About this exercise: Each record should be output exactly, with every character kept.

Source material:
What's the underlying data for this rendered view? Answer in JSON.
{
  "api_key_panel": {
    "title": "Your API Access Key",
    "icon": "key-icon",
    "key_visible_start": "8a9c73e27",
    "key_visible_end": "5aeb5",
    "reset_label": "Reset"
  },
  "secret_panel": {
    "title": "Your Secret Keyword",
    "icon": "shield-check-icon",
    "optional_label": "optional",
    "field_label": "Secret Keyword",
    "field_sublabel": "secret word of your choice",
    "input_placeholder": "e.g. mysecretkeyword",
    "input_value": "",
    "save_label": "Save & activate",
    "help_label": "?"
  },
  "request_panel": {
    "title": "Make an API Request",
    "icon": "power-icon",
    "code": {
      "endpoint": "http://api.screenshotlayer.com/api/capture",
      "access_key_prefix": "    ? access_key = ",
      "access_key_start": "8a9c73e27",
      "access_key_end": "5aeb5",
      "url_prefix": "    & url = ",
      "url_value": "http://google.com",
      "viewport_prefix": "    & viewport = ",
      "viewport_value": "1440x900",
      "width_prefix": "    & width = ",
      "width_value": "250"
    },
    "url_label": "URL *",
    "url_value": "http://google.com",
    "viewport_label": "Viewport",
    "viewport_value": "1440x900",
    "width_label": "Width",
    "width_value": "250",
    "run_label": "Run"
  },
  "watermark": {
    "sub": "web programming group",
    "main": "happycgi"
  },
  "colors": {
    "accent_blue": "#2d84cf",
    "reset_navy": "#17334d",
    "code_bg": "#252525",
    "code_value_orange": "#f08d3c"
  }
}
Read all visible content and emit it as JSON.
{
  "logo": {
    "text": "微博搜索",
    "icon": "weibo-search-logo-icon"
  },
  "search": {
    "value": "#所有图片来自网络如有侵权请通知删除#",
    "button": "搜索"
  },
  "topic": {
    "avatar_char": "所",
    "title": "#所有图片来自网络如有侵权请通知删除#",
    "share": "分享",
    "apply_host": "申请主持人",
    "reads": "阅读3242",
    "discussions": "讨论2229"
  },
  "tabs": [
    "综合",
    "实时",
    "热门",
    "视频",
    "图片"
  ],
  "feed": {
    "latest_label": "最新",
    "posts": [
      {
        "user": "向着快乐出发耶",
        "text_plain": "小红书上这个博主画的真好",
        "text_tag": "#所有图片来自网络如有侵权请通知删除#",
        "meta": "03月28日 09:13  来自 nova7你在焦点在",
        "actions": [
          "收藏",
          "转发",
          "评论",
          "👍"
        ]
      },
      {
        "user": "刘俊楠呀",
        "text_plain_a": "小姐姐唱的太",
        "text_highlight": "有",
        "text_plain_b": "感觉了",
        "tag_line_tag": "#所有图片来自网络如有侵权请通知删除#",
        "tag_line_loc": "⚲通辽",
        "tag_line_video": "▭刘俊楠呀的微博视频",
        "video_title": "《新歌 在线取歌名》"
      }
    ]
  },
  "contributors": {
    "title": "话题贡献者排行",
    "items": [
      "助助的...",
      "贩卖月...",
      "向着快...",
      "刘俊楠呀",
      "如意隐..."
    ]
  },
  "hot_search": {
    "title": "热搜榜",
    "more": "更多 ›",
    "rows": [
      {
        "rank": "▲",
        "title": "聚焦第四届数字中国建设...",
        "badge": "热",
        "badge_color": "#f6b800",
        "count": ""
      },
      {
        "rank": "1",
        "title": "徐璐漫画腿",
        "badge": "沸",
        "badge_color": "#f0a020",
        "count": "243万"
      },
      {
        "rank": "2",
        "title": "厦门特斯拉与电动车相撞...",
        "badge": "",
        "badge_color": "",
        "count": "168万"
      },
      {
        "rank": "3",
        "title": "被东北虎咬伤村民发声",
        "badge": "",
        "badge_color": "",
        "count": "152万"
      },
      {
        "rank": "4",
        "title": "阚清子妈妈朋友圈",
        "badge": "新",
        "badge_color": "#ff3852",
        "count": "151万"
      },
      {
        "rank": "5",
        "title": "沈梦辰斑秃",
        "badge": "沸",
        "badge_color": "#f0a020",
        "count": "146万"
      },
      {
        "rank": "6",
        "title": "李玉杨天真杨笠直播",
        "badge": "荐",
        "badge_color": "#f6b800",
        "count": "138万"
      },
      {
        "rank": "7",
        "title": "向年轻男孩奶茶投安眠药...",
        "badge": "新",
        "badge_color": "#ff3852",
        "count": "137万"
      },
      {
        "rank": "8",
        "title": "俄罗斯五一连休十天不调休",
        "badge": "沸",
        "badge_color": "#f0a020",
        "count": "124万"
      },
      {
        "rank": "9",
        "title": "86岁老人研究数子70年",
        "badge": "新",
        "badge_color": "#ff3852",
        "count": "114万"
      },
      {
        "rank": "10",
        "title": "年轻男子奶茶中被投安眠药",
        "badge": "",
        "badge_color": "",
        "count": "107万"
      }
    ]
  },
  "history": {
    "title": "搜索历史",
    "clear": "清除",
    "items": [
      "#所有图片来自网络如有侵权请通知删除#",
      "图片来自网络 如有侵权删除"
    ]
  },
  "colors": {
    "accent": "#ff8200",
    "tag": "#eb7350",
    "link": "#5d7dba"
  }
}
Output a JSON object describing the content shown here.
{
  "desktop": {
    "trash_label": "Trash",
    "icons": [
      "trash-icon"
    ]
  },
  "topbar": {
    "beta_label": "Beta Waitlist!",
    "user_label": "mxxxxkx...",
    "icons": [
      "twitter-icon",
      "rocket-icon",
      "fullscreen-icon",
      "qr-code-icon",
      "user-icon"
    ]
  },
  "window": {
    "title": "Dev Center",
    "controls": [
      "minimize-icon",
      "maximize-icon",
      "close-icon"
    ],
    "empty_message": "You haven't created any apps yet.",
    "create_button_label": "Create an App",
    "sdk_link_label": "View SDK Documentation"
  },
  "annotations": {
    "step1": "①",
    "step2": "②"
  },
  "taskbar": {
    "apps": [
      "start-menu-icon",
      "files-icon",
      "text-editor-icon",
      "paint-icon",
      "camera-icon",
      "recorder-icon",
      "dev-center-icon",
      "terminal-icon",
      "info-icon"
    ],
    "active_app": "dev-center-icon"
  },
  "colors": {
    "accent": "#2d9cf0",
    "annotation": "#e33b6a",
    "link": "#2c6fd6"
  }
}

Written solution:
What's the underlying data for this rendered view? Answer in JSON.
{
  "api_key_panel": {
    "title": "Your API Access Key",
    "icon": "key-icon",
    "key_visible_start": "8a9c73e27",
    "key_visible_end": "5aeb5",
    "reset_label": "Reset"
  },
  "secret_panel": {
    "title": "Your Secret Keyword",
    "icon": "shield-check-icon",
    "optional_label": "optional",
    "field_label": "Secret Keyword",
    "field_sublabel": "secret word of your choice",
    "input_placeholder": "e.g. mysecretkeyword",
    "input_value": "",
    "save_label": "Save & activate",
    "help_label": "?"
  },
  "request_panel": {
    "title": "Make an API Request",
    "icon": "power-icon",
    "code": {
      "endpoint": "http://api.screenshotlayer.com/api/capture",
      "access_key_prefix": "    ? access_key = ",
      "access_key_start": "8a9c73e27",
      "access_key_end": "5aeb5",
      "url_prefix": "    & url = ",
      "url_value": "http://google.com",
      "viewport_prefix": "    & viewport = ",
      "viewport_value": "1440x900",
      "width_prefix": "    & width = ",
      "width_value": "250"
    },
    "url_label": "URL *",
    "url_value": "http://google.com",
    "viewport_label": "Viewport",
    "viewport_value": "1440x900",
    "width_label": "Width",
    "width_value": "250",
    "run_label": "Run"
  },
  "watermark": {
    "sub": "web programming group",
    "main": "happycgi"
  },
  "colors": {
    "accent_blue": "#2d84cf",
    "reset_navy": "#17334d",
    "code_bg": "#252525",
    "code_value_orange": "#f08d3c"
  }
}
Read all visible content and emit it as JSON.
{
  "logo": {
    "text": "微博搜索",
    "icon": "weibo-search-logo-icon"
  },
  "search": {
    "value": "#所有图片来自网络如有侵权请通知删除#",
    "button": "搜索"
  },
  "topic": {
    "avatar_char": "所",
    "title": "#所有图片来自网络如有侵权请通知删除#",
    "share": "分享",
    "apply_host": "申请主持人",
    "reads": "阅读3242",
    "discussions": "讨论2229"
  },
  "tabs": [
    "综合",
    "实时",
    "热门",
    "视频",
    "图片"
  ],
  "feed": {
    "latest_label": "最新",
    "posts": [
      {
        "user": "向着快乐出发耶",
        "text_plain": "小红书上这个博主画的真好",
        "text_tag": "#所有图片来自网络如有侵权请通知删除#",
        "meta": "03月28日 09:13  来自 nova7你在焦点在",
        "actions": [
          "收藏",
          "转发",
          "评论",
          "👍"
        ]
      },
      {
        "user": "刘俊楠呀",
        "text_plain_a": "小姐姐唱的太",
        "text_highlight": "有",
        "text_plain_b": "感觉了",
        "tag_line_tag": "#所有图片来自网络如有侵权请通知删除#",
        "tag_line_loc": "⚲通辽",
        "tag_line_video": "▭刘俊楠呀的微博视频",
        "video_title": "《新歌 在线取歌名》"
      }
    ]
  },
  "contributors": {
    "title": "话题贡献者排行",
    "items": [
      "助助的...",
      "贩卖月...",
      "向着快...",
      "刘俊楠呀",
      "如意隐..."
    ]
  },
  "hot_search": {
    "title": "热搜榜",
    "more": "更多 ›",
    "rows": [
      {
        "rank": "▲",
        "title": "聚焦第四届数字中国建设...",
        "badge": "热",
        "badge_color": "#f6b800",
        "count": ""
      },
      {
        "rank": "1",
        "title": "徐璐漫画腿",
        "badge": "沸",
        "badge_color": "#f0a020",
        "count": "243万"
      },
      {
        "rank": "2",
        "title": "厦门特斯拉与电动车相撞...",
        "badge": "",
        "badge_color": "",
        "count": "168万"
      },
      {
        "rank": "3",
        "title": "被东北虎咬伤村民发声",
        "badge": "",
        "badge_color": "",
        "count": "152万"
      },
      {
        "rank": "4",
        "title": "阚清子妈妈朋友圈",
        "badge": "新",
        "badge_color": "#ff3852",
        "count": "151万"
      },
      {
        "rank": "5",
        "title": "沈梦辰斑秃",
        "badge": "沸",
        "badge_color": "#f0a020",
        "count": "146万"
      },
      {
        "rank": "6",
        "title": "李玉杨天真杨笠直播",
        "badge": "荐",
        "badge_color": "#f6b800",
        "count": "138万"
      },
      {
        "rank": "7",
        "title": "向年轻男孩奶茶投安眠药...",
        "badge": "新",
        "badge_color": "#ff3852",
        "count": "137万"
      },
      {
        "rank": "8",
        "title": "俄罗斯五一连休十天不调休",
        "badge": "沸",
        "badge_color": "#f0a020",
        "count": "124万"
      },
      {
        "rank": "9",
        "title": "86岁老人研究数子70年",
        "badge": "新",
        "badge_color": "#ff3852",
        "count": "114万"
      },
      {
        "rank": "10",
        "title": "年轻男子奶茶中被投安眠药",
        "badge": "",
        "badge_color": "",
        "count": "107万"
      }
    ]
  },
  "history": {
    "title": "搜索历史",
    "clear": "清除",
    "items": [
      "#所有图片来自网络如有侵权请通知删除#",
      "图片来自网络 如有侵权删除"
    ]
  },
  "colors": {
    "accent": "#ff8200",
    "tag": "#eb7350",
    "link": "#5d7dba"
  }
}
Output a JSON object describing the content shown here.
{
  "desktop": {
    "trash_label": "Trash",
    "icons": [
      "trash-icon"
    ]
  },
  "topbar": {
    "beta_label": "Beta Waitlist!",
    "user_label": "mxxxxkx...",
    "icons": [
      "twitter-icon",
      "rocket-icon",
      "fullscreen-icon",
      "qr-code-icon",
      "user-icon"
    ]
  },
  "window": {
    "title": "Dev Center",
    "controls": [
      "minimize-icon",
      "maximize-icon",
      "close-icon"
    ],
    "empty_message": "You haven't created any apps yet.",
    "create_button_label": "Create an App",
    "sdk_link_label": "View SDK Documentation"
  },
  "annotations": {
    "step1": "①",
    "step2": "②"
  },
  "taskbar": {
    "apps": [
      "start-menu-icon",
      "files-icon",
      "text-editor-icon",
      "paint-icon",
      "camera-icon",
      "recorder-icon",
      "dev-center-icon",
      "terminal-icon",
      "info-icon"
    ],
    "active_app": "dev-center-icon"
  },
  "colors": {
    "accent": "#2d9cf0",
    "annotation": "#e33b6a",
    "link": "#2c6fd6"
  }
}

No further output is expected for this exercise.